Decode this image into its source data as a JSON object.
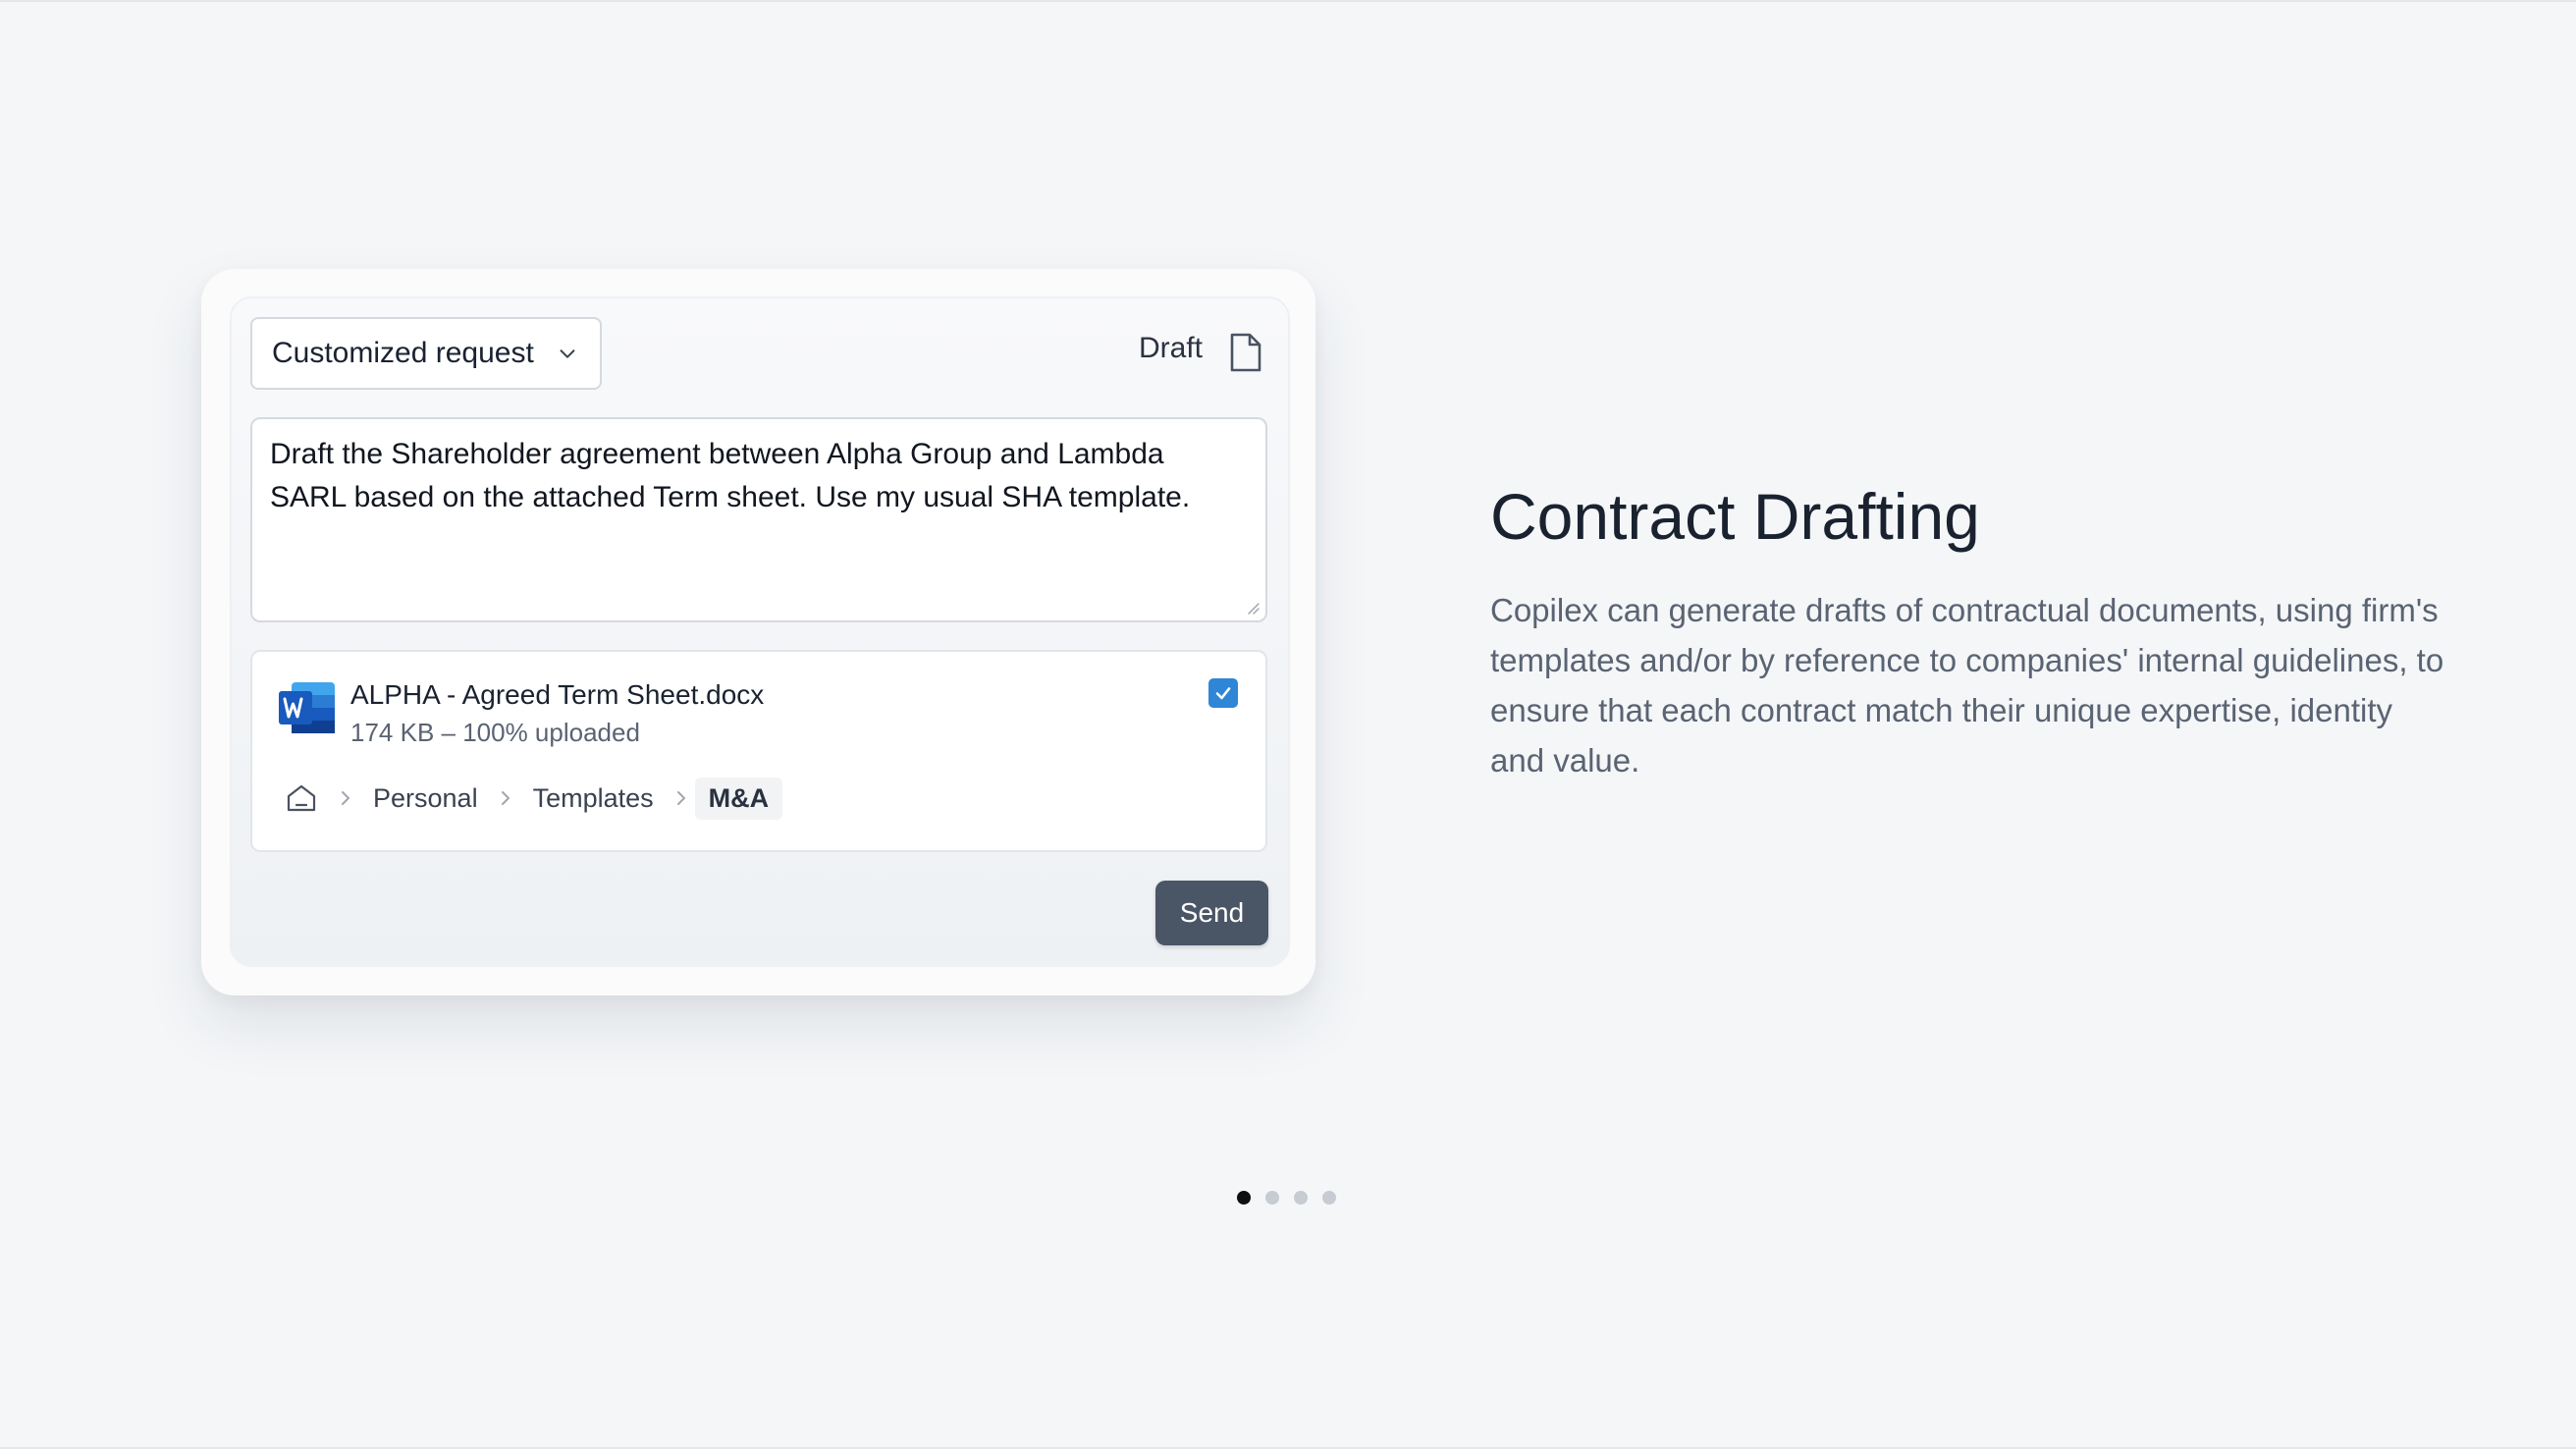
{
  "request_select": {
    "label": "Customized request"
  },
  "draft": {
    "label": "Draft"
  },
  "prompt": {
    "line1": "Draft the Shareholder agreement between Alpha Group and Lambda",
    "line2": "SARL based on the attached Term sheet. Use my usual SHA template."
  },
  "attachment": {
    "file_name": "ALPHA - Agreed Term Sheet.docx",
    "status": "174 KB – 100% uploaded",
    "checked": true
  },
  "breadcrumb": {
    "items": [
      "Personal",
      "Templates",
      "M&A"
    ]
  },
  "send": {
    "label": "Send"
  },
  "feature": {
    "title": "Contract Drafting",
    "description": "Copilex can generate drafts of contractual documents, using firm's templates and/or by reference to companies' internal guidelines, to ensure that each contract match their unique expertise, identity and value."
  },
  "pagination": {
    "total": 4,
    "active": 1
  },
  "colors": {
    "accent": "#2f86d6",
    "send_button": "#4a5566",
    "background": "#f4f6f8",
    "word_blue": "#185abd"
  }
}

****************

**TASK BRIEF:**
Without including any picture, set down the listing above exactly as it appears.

**TASK RESPONSE:**
Decode this image into its source data as a JSON object.
{
  "request_select": {
    "label": "Customized request"
  },
  "draft": {
    "label": "Draft"
  },
  "prompt": {
    "line1": "Draft the Shareholder agreement between Alpha Group and Lambda",
    "line2": "SARL based on the attached Term sheet. Use my usual SHA template."
  },
  "attachment": {
    "file_name": "ALPHA - Agreed Term Sheet.docx",
    "status": "174 KB – 100% uploaded",
    "checked": true
  },
  "breadcrumb": {
    "items": [
      "Personal",
      "Templates",
      "M&A"
    ]
  },
  "send": {
    "label": "Send"
  },
  "feature": {
    "title": "Contract Drafting",
    "description": "Copilex can generate drafts of contractual documents, using firm's templates and/or by reference to companies' internal guidelines, to ensure that each contract match their unique expertise, identity and value."
  },
  "pagination": {
    "total": 4,
    "active": 1
  },
  "colors": {
    "accent": "#2f86d6",
    "send_button": "#4a5566",
    "background": "#f4f6f8",
    "word_blue": "#185abd"
  }
}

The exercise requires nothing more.